(Stored items from a collection)

********

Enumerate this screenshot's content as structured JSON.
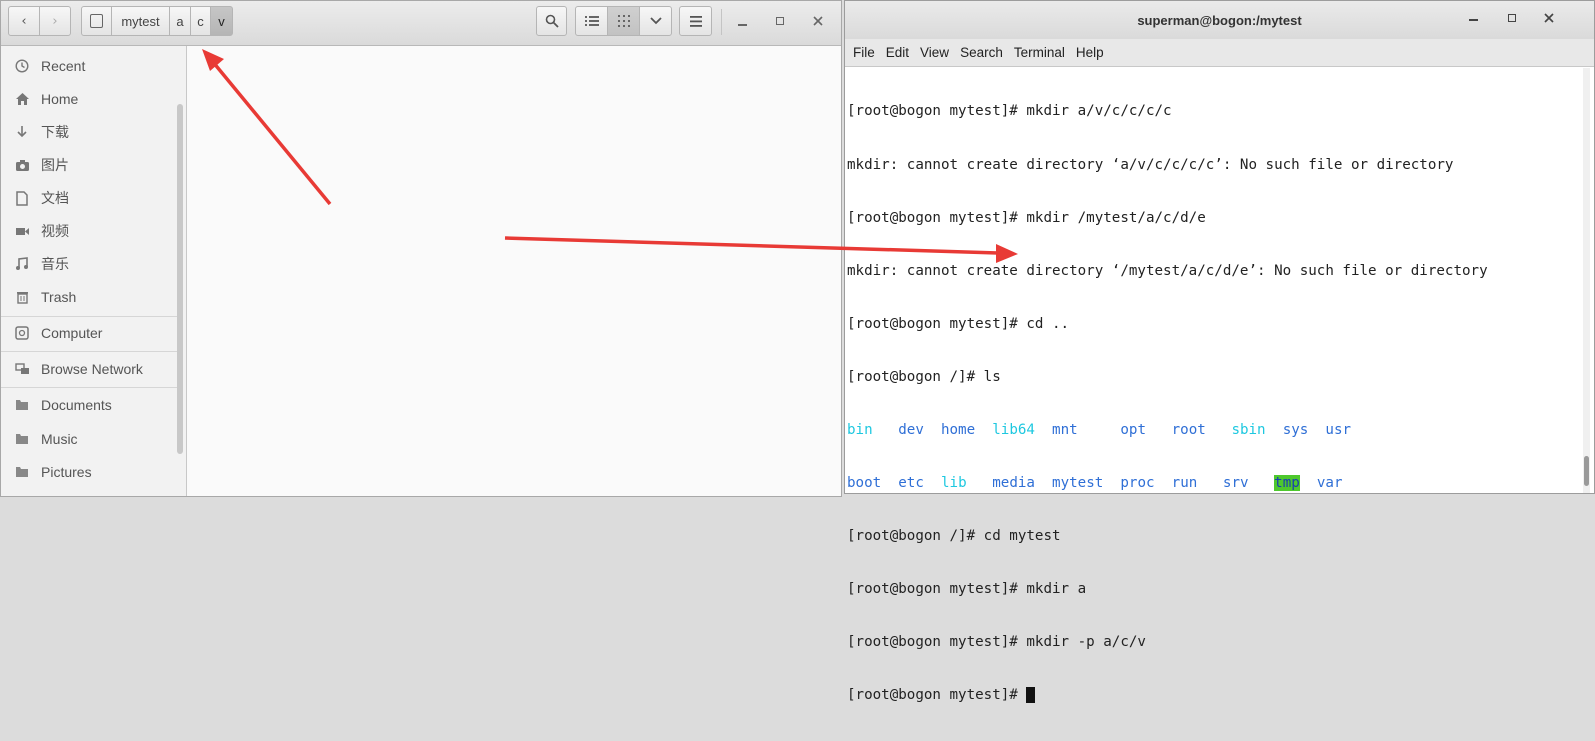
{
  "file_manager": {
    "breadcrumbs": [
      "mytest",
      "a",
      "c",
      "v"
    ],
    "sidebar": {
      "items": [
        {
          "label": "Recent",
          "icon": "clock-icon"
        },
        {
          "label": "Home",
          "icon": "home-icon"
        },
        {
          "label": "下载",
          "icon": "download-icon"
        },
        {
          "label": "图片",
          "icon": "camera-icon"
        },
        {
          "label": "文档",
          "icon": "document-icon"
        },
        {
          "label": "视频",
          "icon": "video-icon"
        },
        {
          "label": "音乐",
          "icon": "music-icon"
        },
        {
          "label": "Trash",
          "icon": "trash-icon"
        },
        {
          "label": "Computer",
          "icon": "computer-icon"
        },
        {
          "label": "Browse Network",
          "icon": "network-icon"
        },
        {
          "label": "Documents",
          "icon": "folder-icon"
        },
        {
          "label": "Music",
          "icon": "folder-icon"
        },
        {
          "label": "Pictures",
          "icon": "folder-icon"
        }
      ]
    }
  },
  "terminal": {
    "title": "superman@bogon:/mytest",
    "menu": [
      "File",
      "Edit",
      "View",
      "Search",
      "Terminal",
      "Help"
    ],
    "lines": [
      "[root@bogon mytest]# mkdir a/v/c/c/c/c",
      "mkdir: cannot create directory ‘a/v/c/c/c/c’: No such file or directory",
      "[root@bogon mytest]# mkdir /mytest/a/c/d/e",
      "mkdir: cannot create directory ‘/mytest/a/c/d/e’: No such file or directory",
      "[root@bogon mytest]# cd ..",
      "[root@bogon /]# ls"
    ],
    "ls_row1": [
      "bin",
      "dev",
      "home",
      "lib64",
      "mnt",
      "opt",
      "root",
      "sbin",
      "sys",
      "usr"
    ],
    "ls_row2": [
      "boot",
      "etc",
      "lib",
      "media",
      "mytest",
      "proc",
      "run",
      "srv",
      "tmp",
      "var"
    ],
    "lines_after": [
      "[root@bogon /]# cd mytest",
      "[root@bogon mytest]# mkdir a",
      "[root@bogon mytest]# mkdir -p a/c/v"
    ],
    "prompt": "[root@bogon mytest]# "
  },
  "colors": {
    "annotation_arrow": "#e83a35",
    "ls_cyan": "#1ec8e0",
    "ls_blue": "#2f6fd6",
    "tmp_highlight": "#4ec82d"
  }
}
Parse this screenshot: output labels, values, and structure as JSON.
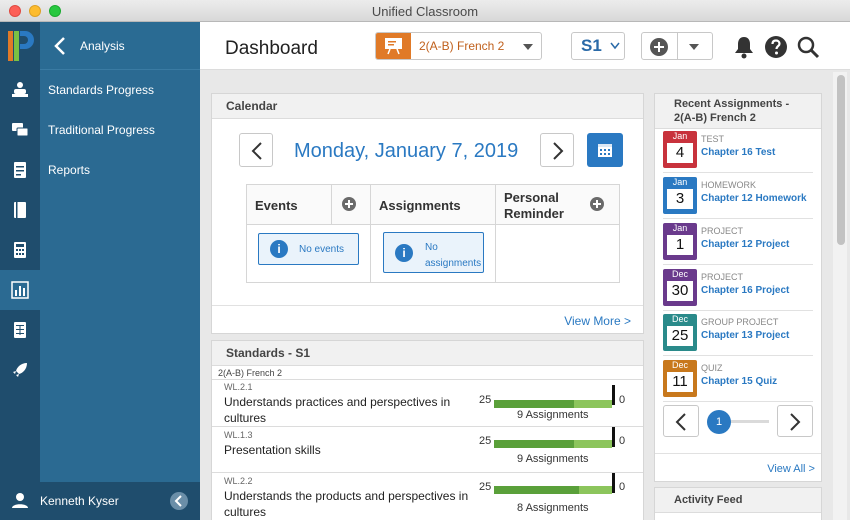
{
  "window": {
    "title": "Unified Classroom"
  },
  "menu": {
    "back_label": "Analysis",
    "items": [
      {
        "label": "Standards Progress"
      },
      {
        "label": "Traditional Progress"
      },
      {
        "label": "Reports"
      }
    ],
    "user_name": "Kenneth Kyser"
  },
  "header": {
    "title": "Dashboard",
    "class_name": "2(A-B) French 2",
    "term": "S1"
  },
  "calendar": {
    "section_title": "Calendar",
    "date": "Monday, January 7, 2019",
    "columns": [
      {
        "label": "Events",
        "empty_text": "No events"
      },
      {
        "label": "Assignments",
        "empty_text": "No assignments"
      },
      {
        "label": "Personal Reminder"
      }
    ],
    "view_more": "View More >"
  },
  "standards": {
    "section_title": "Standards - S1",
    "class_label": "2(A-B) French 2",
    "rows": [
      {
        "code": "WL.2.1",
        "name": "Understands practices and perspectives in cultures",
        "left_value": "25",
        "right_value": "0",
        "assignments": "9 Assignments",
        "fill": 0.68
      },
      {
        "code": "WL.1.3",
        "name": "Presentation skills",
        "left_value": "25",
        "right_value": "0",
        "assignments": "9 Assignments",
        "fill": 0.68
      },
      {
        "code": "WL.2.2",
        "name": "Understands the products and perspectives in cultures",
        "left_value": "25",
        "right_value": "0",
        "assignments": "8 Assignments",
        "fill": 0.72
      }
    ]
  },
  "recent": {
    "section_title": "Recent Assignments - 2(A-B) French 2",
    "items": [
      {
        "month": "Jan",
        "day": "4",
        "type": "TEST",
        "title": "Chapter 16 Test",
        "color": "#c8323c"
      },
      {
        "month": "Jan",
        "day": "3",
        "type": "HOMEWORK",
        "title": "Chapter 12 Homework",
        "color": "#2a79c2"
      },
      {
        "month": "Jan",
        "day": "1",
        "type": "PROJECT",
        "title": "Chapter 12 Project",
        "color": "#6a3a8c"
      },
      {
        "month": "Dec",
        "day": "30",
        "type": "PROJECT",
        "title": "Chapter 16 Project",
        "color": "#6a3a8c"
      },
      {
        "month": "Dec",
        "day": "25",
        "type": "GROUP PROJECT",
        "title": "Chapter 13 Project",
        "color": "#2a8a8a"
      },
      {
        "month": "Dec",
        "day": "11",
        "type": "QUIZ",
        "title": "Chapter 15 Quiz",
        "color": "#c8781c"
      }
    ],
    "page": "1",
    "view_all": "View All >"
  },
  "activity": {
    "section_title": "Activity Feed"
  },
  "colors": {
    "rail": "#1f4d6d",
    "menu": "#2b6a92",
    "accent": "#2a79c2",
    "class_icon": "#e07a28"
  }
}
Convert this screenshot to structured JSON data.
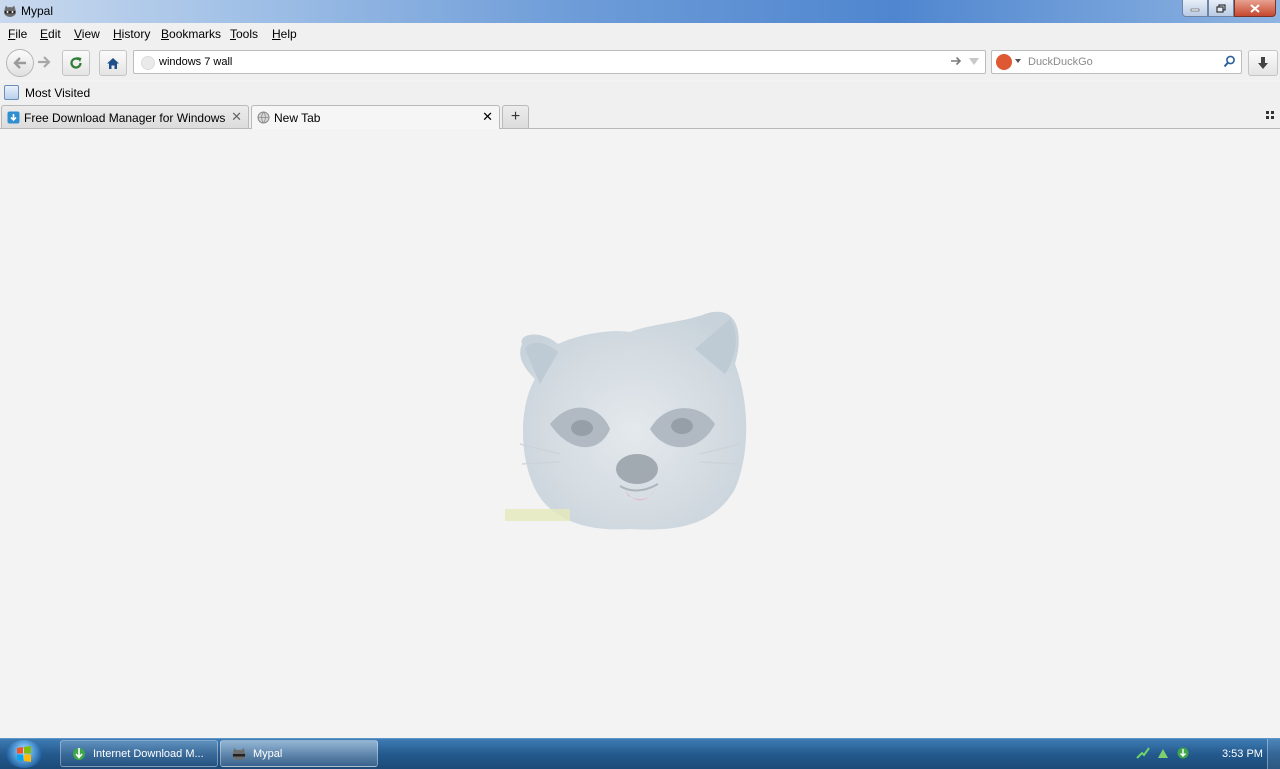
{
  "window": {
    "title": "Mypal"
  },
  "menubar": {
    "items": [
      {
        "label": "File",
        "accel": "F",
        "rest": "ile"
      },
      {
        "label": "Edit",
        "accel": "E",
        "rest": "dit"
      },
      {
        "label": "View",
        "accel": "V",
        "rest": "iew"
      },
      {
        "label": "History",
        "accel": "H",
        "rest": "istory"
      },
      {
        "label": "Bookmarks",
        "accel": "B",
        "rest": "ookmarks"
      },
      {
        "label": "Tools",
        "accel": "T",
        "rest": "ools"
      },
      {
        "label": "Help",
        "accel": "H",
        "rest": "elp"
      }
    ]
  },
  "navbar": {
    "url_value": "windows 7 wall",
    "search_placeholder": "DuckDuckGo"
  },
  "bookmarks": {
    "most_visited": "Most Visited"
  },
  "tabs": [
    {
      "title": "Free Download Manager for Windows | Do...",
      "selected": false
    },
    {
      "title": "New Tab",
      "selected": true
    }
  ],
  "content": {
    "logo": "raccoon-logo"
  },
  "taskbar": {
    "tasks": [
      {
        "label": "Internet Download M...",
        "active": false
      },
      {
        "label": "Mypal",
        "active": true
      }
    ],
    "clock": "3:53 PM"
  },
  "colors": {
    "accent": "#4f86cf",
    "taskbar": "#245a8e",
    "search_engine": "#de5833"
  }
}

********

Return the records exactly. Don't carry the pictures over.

Enumerate this screenshot's content as structured JSON.
{
  "file_manager": {
    "breadcrumbs": [
      "mytest",
      "a",
      "c",
      "v"
    ],
    "sidebar": {
      "items": [
        {
          "label": "Recent",
          "icon": "clock-icon"
        },
        {
          "label": "Home",
          "icon": "home-icon"
        },
        {
          "label": "下载",
          "icon": "download-icon"
        },
        {
          "label": "图片",
          "icon": "camera-icon"
        },
        {
          "label": "文档",
          "icon": "document-icon"
        },
        {
          "label": "视频",
          "icon": "video-icon"
        },
        {
          "label": "音乐",
          "icon": "music-icon"
        },
        {
          "label": "Trash",
          "icon": "trash-icon"
        },
        {
          "label": "Computer",
          "icon": "computer-icon"
        },
        {
          "label": "Browse Network",
          "icon": "network-icon"
        },
        {
          "label": "Documents",
          "icon": "folder-icon"
        },
        {
          "label": "Music",
          "icon": "folder-icon"
        },
        {
          "label": "Pictures",
          "icon": "folder-icon"
        }
      ]
    }
  },
  "terminal": {
    "title": "superman@bogon:/mytest",
    "menu": [
      "File",
      "Edit",
      "View",
      "Search",
      "Terminal",
      "Help"
    ],
    "lines": [
      "[root@bogon mytest]# mkdir a/v/c/c/c/c",
      "mkdir: cannot create directory ‘a/v/c/c/c/c’: No such file or directory",
      "[root@bogon mytest]# mkdir /mytest/a/c/d/e",
      "mkdir: cannot create directory ‘/mytest/a/c/d/e’: No such file or directory",
      "[root@bogon mytest]# cd ..",
      "[root@bogon /]# ls"
    ],
    "ls_row1": [
      "bin",
      "dev",
      "home",
      "lib64",
      "mnt",
      "opt",
      "root",
      "sbin",
      "sys",
      "usr"
    ],
    "ls_row2": [
      "boot",
      "etc",
      "lib",
      "media",
      "mytest",
      "proc",
      "run",
      "srv",
      "tmp",
      "var"
    ],
    "lines_after": [
      "[root@bogon /]# cd mytest",
      "[root@bogon mytest]# mkdir a",
      "[root@bogon mytest]# mkdir -p a/c/v"
    ],
    "prompt": "[root@bogon mytest]# "
  },
  "colors": {
    "annotation_arrow": "#e83a35",
    "ls_cyan": "#1ec8e0",
    "ls_blue": "#2f6fd6",
    "tmp_highlight": "#4ec82d"
  }
}
Parse this screenshot: output labels, values, and structure as JSON.
{
  "window": {
    "title": "Unified Classroom"
  },
  "menu": {
    "back_label": "Analysis",
    "items": [
      {
        "label": "Standards Progress"
      },
      {
        "label": "Traditional Progress"
      },
      {
        "label": "Reports"
      }
    ],
    "user_name": "Kenneth Kyser"
  },
  "header": {
    "title": "Dashboard",
    "class_name": "2(A-B) French 2",
    "term": "S1"
  },
  "calendar": {
    "section_title": "Calendar",
    "date": "Monday, January 7, 2019",
    "columns": [
      {
        "label": "Events",
        "empty_text": "No events"
      },
      {
        "label": "Assignments",
        "empty_text": "No assignments"
      },
      {
        "label": "Personal Reminder"
      }
    ],
    "view_more": "View More >"
  },
  "standards": {
    "section_title": "Standards - S1",
    "class_label": "2(A-B) French 2",
    "rows": [
      {
        "code": "WL.2.1",
        "name": "Understands practices and perspectives in cultures",
        "left_value": "25",
        "right_value": "0",
        "assignments": "9 Assignments",
        "fill": 0.68
      },
      {
        "code": "WL.1.3",
        "name": "Presentation skills",
        "left_value": "25",
        "right_value": "0",
        "assignments": "9 Assignments",
        "fill": 0.68
      },
      {
        "code": "WL.2.2",
        "name": "Understands the products and perspectives in cultures",
        "left_value": "25",
        "right_value": "0",
        "assignments": "8 Assignments",
        "fill": 0.72
      }
    ]
  },
  "recent": {
    "section_title": "Recent Assignments - 2(A-B) French 2",
    "items": [
      {
        "month": "Jan",
        "day": "4",
        "type": "TEST",
        "title": "Chapter 16 Test",
        "color": "#c8323c"
      },
      {
        "month": "Jan",
        "day": "3",
        "type": "HOMEWORK",
        "title": "Chapter 12 Homework",
        "color": "#2a79c2"
      },
      {
        "month": "Jan",
        "day": "1",
        "type": "PROJECT",
        "title": "Chapter 12 Project",
        "color": "#6a3a8c"
      },
      {
        "month": "Dec",
        "day": "30",
        "type": "PROJECT",
        "title": "Chapter 16 Project",
        "color": "#6a3a8c"
      },
      {
        "month": "Dec",
        "day": "25",
        "type": "GROUP PROJECT",
        "title": "Chapter 13 Project",
        "color": "#2a8a8a"
      },
      {
        "month": "Dec",
        "day": "11",
        "type": "QUIZ",
        "title": "Chapter 15 Quiz",
        "color": "#c8781c"
      }
    ],
    "page": "1",
    "view_all": "View All >"
  },
  "activity": {
    "section_title": "Activity Feed"
  },
  "colors": {
    "rail": "#1f4d6d",
    "menu": "#2b6a92",
    "accent": "#2a79c2",
    "class_icon": "#e07a28"
  }
}
Convert this screenshot to structured JSON data.
{
  "window": {
    "title": "Mypal"
  },
  "menubar": {
    "items": [
      {
        "label": "File",
        "accel": "F",
        "rest": "ile"
      },
      {
        "label": "Edit",
        "accel": "E",
        "rest": "dit"
      },
      {
        "label": "View",
        "accel": "V",
        "rest": "iew"
      },
      {
        "label": "History",
        "accel": "H",
        "rest": "istory"
      },
      {
        "label": "Bookmarks",
        "accel": "B",
        "rest": "ookmarks"
      },
      {
        "label": "Tools",
        "accel": "T",
        "rest": "ools"
      },
      {
        "label": "Help",
        "accel": "H",
        "rest": "elp"
      }
    ]
  },
  "navbar": {
    "url_value": "windows 7 wall",
    "search_placeholder": "DuckDuckGo"
  },
  "bookmarks": {
    "most_visited": "Most Visited"
  },
  "tabs": [
    {
      "title": "Free Download Manager for Windows | Do...",
      "selected": false
    },
    {
      "title": "New Tab",
      "selected": true
    }
  ],
  "content": {
    "logo": "raccoon-logo"
  },
  "taskbar": {
    "tasks": [
      {
        "label": "Internet Download M...",
        "active": false
      },
      {
        "label": "Mypal",
        "active": true
      }
    ],
    "clock": "3:53 PM"
  },
  "colors": {
    "accent": "#4f86cf",
    "taskbar": "#245a8e",
    "search_engine": "#de5833"
  }
}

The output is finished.